* * *

Even though these writings seem cheerful enough, Nancy was still worried. Her son’s IEP would show that he was “shy” and “frequently ill” that school year — she had started keeping him home a lot. And since he never voluntarily spoke, and had no close friends, she was really the only person who could say how he was doing, or what he was feeling.

In May, with the end of the third grade approaching, Nancy sent an email to Sandy Hook Elementary’s staff. She confirmed that the team there had gone to great lengths in order to accommodate her son, but she wanted to change things up again, starting next year:

Adam is a quiet, considerate child with a tendency to withdraw. He has made tremendous strides in your school system and has benefited from speech therapy. He does, however, tend to ‘over focus’ on rules and can be very hard on himself as a result. This year has been a challenge due, in part, to a slight mismatch in teacher style and student style. I would like to take a moment to praise [TEACHER]’s recognition of this problem, as well as her efforts to resolve the issue. I realize the difficulty of modifying a classroom approach to accommodate an individual. [TEACHER] also has been very helpful in keeping Adam’s stress level at a minimum.

I am hoping that next year Adam will be placed in a classroom with a more casual feel to it. He responds well to a nurturing environment, and I would like his emphasis to be on learning rather than coping.
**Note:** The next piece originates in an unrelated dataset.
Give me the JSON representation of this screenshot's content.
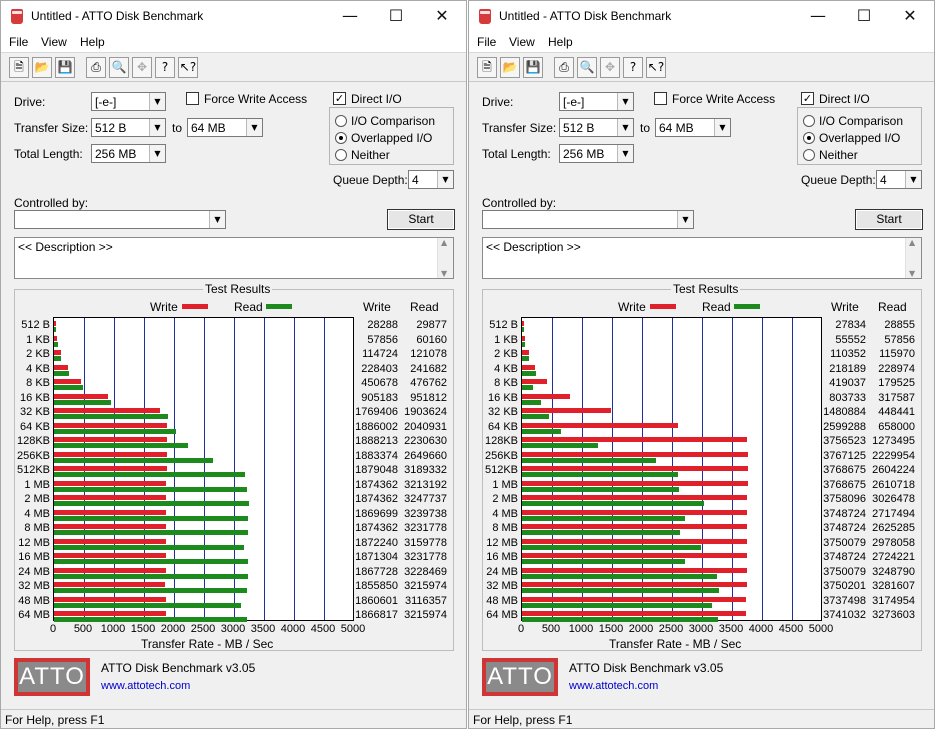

He focuses on his work, enjoys structure and always adheres to the rules, but a certain level of strictness seems to bring on anxiety and depression. I have appreciated [TEACHER’S] willingness to work with me on this issue. I believe that if Adam is matched to the right environment for his particular learning style, the process could be less teacher-intensive. That would free Adam up to enjoy the learning process with a better result for everyone…

A classmate from the year before remembers seeing Adam at Sandy Hook in third grade. They weren’t in the same classroom anymore, but at recess, she would spot him all alone on the playground, while she was playing a game with her friends: “It seemed as though Adam knew and/or realized that he shouldn’t be sitting alone. Adam would move towards where we were playing the game, but never participated.”

Nancy’s email to Sandy Hook shows that she noticed her son’s behavior changing. She was still coming to the classroom after school each day, to help him fill in the gaps that his focus on “coping” left behind; however, those arrangements, along with the IEP, appear to have been the extent of the measures she took at this time, to address whatever was going on with her youngest son.